The most critical leadership for taking this company public is not as important as what it was to build the company. Building the company, which was more important, was really, I think, I grew up in a household with civil servant parents, you realize early in life that we don’t live in an economy, we live in a society. I think that’s … I went to business school at Wharton and I graduated without a single public policy course, which to me doesn’t make sense in retrospect 20 years away.
And I think the key to building TeamLease has been recognizing that we’re more than a company, we’re a cause. We do recognize that doing well and doing good are sort of not contradictory objectives here. And since we provide social infrastructure in that sense, substituting for the state in providing vocational training and providing matching, while the legitimacy of investors was important, and we got that early enough, I think the legitimacy with the state was also very important.

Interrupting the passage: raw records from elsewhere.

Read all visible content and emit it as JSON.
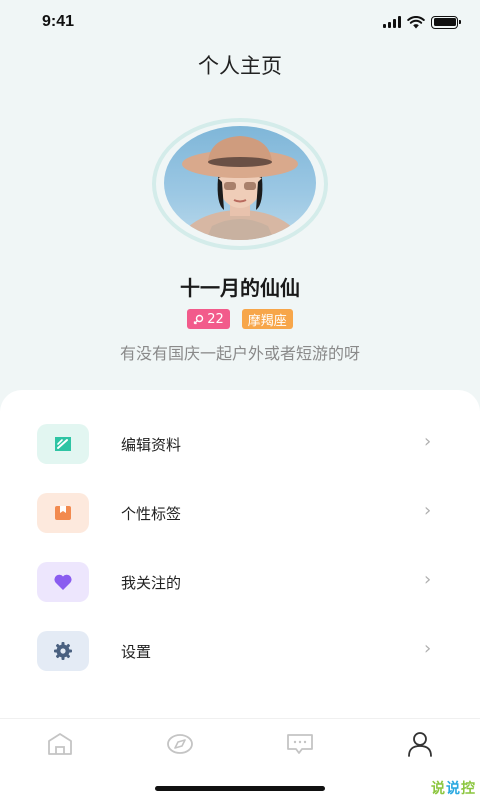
{
  "status_bar": {
    "time": "9:41"
  },
  "page": {
    "title": "个人主页"
  },
  "profile": {
    "name": "十一月的仙仙",
    "age_tag": "22",
    "zodiac_tag": "摩羯座",
    "bio": "有没有国庆一起户外或者短游的呀"
  },
  "menu": {
    "items": [
      {
        "label": "编辑资料",
        "icon": "edit-icon",
        "color": "#2fc4a4",
        "bg": "#e2f6f1"
      },
      {
        "label": "个性标签",
        "icon": "bookmark-icon",
        "color": "#f28a4f",
        "bg": "#fde9dd"
      },
      {
        "label": "我关注的",
        "icon": "heart-icon",
        "color": "#8a5cf0",
        "bg": "#ede6fd"
      },
      {
        "label": "设置",
        "icon": "gear-icon",
        "color": "#4a6080",
        "bg": "#e4ebf5"
      }
    ]
  },
  "tabs": [
    {
      "name": "home",
      "icon": "home-icon"
    },
    {
      "name": "discover",
      "icon": "compass-icon"
    },
    {
      "name": "messages",
      "icon": "chat-icon"
    },
    {
      "name": "profile",
      "icon": "user-icon",
      "active": true
    }
  ],
  "watermark": {
    "c1": "说",
    "c2": "说",
    "c3": "控"
  }
}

See, in India there are three deficits, right? The government has an execution deficit, the private sector has a trust deficit, and non-for-profits have a scale deficit. But if I had to overcome that trust deficit to build TeamLease into the 1.6 million people that we’ve hired in the last ten years, I think the most important thing that we did right was getting the government to trust us.